Rudy Gay looks like he's going to have a bright future. He's still a guy who is trying to discover himself in the league. He runs the floor really well, and he has a pretty good first step. He's a little streaky, but he can score in a variety of ways. Is he a future star? On a good team, that would mean he is the kind of player who makes his teammate better. He's too young yet to establish that part of his game.

I always thought of Marc Iavaroni as a good, prepared coach who was into it the entire game. It's a hard thing when you're dealt a hand like he has in Memphis. He demands a lot of himself and carries it over to the players, and they should see that coach is not giving up on us.

They have a mixed bag at point guard. My first impression is that Mike Conley looks like an ordinary small guard, but the truth is you can't judge that position after one year. Javaris Crittenton has good size and is a pretty good defender. But I wouldn't say he's a good shooter, and I don't know if he's a true point guard. Kyle Lowry is another small point guard, and I just think those guys have trouble. It's hard for guys his size, when they get into the paint, to see everything and make plays. Lowry is not a great shooter. If you're a bigger guard, you can guard a smaller guy who can't shoot -- you back off, and when he pulls up, you block or alter his shot.

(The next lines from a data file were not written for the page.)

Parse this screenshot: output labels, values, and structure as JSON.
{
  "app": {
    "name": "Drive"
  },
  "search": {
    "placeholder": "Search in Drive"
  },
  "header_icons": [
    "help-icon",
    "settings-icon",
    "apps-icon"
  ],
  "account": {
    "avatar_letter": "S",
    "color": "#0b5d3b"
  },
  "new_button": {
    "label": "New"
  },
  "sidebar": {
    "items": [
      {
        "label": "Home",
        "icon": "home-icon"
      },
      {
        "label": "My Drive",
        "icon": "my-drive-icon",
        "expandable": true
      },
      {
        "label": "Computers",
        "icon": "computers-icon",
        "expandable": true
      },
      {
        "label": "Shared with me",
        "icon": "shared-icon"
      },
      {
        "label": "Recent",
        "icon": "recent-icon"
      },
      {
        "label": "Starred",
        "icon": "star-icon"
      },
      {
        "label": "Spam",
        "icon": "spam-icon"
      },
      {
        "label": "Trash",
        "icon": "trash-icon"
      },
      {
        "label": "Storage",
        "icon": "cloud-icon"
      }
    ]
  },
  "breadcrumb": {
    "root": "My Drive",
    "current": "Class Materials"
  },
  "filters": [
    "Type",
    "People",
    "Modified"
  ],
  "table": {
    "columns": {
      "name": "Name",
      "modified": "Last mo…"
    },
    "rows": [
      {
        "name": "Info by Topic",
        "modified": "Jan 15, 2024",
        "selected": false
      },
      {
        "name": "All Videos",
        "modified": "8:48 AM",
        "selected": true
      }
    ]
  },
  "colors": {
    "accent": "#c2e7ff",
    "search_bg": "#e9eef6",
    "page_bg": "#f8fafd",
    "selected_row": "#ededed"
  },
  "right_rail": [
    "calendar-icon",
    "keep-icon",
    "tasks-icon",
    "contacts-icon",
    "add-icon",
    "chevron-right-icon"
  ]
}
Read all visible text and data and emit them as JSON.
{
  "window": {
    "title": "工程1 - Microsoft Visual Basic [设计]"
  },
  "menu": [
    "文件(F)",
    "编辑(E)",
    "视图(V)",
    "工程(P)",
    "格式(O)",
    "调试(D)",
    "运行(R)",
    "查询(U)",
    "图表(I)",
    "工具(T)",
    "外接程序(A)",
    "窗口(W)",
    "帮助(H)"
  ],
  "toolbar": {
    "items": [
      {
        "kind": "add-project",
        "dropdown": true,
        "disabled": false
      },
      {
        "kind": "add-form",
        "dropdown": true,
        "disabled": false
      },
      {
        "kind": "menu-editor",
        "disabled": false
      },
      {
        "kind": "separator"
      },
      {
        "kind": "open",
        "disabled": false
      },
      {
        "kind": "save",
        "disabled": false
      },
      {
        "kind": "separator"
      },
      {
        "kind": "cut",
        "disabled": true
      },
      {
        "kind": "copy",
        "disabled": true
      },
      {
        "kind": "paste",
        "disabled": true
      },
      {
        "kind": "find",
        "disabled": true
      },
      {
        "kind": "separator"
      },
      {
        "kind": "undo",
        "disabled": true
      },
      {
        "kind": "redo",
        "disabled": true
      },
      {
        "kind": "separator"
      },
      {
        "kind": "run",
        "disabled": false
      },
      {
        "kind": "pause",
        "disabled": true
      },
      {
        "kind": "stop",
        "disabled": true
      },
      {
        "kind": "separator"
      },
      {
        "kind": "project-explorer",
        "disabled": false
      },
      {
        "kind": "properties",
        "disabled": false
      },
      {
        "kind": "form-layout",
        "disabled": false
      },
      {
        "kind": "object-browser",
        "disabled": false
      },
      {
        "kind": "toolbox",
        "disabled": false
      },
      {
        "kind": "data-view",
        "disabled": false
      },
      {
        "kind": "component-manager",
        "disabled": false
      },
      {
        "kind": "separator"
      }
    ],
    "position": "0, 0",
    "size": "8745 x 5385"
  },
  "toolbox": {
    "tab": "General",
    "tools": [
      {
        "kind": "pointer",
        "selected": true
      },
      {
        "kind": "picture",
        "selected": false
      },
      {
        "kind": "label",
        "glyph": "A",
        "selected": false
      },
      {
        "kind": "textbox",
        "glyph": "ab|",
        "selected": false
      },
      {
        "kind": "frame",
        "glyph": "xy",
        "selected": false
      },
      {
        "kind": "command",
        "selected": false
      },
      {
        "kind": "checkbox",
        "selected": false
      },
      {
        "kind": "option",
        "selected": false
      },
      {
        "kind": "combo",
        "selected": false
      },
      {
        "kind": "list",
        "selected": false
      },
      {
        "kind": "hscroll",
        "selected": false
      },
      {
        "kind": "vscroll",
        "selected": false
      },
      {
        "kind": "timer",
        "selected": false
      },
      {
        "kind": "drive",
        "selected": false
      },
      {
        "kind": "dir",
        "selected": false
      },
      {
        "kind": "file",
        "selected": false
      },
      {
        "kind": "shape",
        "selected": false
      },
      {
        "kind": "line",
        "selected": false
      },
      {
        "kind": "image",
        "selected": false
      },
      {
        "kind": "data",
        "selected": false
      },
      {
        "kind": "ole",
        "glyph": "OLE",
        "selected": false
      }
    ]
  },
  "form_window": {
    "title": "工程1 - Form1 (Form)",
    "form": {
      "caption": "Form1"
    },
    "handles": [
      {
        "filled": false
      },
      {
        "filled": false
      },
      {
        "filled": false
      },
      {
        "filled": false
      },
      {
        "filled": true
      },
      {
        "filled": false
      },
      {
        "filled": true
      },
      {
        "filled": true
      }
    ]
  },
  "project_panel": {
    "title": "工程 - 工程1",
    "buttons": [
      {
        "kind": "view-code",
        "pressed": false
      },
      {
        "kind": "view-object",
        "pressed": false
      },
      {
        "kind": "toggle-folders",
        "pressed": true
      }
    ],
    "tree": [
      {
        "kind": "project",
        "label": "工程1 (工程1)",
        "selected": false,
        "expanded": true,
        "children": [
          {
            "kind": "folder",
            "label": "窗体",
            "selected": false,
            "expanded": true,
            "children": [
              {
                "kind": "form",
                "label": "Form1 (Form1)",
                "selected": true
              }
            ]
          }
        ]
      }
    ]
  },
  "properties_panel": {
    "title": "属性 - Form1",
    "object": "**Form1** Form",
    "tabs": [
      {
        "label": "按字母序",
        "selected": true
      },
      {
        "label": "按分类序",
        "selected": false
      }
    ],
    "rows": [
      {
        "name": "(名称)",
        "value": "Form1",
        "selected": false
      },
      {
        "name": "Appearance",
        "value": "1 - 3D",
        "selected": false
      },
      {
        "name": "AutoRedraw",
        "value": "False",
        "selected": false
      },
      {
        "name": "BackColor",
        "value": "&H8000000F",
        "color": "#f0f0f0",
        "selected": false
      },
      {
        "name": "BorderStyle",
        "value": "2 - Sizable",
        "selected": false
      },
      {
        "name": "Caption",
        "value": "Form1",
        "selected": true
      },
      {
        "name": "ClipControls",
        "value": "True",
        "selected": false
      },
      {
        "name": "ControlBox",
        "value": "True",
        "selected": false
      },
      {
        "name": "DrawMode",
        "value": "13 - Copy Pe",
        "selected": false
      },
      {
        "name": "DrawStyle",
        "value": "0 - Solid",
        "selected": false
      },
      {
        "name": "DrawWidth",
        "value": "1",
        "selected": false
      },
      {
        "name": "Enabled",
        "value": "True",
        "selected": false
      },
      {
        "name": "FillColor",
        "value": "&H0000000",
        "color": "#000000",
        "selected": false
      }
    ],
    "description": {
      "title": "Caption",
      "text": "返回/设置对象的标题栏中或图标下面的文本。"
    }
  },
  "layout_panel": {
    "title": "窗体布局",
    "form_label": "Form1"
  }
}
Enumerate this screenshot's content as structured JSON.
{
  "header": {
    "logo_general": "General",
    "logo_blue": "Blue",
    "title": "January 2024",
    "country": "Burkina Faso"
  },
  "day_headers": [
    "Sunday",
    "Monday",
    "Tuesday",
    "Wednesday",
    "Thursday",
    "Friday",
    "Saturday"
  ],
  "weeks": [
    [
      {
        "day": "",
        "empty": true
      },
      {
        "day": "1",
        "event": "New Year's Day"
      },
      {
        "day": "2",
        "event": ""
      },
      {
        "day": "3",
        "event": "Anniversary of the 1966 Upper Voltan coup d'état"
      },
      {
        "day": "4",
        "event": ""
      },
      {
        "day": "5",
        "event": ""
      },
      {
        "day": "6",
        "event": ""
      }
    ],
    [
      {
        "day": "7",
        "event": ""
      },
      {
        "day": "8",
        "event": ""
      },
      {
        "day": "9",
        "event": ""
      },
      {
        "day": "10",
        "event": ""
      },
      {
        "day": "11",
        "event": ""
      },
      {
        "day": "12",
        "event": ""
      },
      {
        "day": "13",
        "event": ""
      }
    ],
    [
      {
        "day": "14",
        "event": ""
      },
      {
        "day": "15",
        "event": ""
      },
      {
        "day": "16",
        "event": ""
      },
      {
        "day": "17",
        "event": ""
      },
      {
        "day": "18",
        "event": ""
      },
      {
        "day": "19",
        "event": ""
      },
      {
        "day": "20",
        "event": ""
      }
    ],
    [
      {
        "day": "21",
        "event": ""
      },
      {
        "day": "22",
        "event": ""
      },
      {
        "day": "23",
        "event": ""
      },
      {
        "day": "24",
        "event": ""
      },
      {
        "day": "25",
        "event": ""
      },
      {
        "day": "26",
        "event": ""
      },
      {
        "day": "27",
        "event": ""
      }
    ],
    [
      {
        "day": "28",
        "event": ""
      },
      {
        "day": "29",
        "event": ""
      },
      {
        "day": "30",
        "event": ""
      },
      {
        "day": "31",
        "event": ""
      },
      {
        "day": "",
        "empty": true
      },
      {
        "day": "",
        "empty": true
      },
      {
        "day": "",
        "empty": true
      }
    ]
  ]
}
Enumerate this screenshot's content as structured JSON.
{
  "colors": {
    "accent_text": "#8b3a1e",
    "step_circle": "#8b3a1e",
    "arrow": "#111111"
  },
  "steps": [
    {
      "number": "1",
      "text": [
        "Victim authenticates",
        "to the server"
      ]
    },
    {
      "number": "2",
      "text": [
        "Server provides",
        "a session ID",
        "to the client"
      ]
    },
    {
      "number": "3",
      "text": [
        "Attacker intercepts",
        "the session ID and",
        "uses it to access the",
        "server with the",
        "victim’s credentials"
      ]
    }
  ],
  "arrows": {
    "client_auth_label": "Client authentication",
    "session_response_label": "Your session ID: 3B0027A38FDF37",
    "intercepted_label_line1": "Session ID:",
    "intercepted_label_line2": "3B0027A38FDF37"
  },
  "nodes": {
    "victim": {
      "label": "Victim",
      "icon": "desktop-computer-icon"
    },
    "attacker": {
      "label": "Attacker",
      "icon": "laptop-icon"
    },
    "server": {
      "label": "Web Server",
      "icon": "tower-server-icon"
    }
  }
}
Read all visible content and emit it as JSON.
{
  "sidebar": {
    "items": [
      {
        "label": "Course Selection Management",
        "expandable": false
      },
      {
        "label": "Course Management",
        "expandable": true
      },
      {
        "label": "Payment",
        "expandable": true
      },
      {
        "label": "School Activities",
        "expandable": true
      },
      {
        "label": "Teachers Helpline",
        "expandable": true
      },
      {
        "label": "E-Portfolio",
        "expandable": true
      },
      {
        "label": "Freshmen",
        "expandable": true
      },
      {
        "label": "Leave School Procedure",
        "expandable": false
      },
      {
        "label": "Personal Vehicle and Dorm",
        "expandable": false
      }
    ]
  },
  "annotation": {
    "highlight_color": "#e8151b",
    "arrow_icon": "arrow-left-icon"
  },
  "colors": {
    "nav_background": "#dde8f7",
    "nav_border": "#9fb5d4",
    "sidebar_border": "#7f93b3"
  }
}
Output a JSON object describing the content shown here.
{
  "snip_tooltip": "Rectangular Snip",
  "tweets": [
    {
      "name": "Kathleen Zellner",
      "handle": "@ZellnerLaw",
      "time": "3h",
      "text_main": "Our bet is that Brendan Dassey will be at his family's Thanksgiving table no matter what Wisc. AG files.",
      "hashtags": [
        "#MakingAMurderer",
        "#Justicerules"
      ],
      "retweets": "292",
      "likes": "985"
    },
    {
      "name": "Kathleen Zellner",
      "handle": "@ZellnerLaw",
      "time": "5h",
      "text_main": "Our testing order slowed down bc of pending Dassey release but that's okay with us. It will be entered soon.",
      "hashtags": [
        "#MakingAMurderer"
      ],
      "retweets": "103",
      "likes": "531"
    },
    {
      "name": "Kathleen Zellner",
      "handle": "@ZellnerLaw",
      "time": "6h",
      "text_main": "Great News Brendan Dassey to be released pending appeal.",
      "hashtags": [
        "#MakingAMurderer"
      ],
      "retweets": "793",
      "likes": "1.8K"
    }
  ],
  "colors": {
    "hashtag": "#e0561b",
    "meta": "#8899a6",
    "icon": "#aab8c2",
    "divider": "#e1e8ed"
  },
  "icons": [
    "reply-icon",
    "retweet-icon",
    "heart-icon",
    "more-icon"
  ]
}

I haven't seen a whole lot of willingness from Darko Milicic to compete every night, and that's the key to everything. Does he want to be a player in the league, or does he want to be a "potential guy"? I don't think it's necessarily the coach's responsibility to bring that out in him. Milicic's ineffectiveness should give more opportunities for Marc Gasol, a rookie with excellent length ...

I can't tell you what has happened to Antoine Walker the last few years. He is today a streaky, spot-up big man who can shoot threes. He has lost a lot in his game. He used to have just enough hops to get up high to score; now it seems like he's on the ground a lot. He is not a consistent shooter. So what do you do with him? The way this team is structured, I would doubt that he's going to get a lot of minutes while they're trying to develop their younger guys.

Hakim Warrick is an athletic, young big man who is going to have to develop more of a half-court game. He's a decent shooter who is better in the open court, but he needs to get stronger.

On a good playoff team, only three Grizzlies would be in the rotation: Gay, Warrick and Quinton Ross, for his defense and ability to make shots. Ross is a complementary player, but he's reliable. Down the road, they should develop Mayo to be that kind of player as well as Gasol, who looked OK in the Olympics.

The best thing going for the Grizzlies is that teams will overlook them and come out flat against them. They're probably playing for the No. 1 pick.


You May Like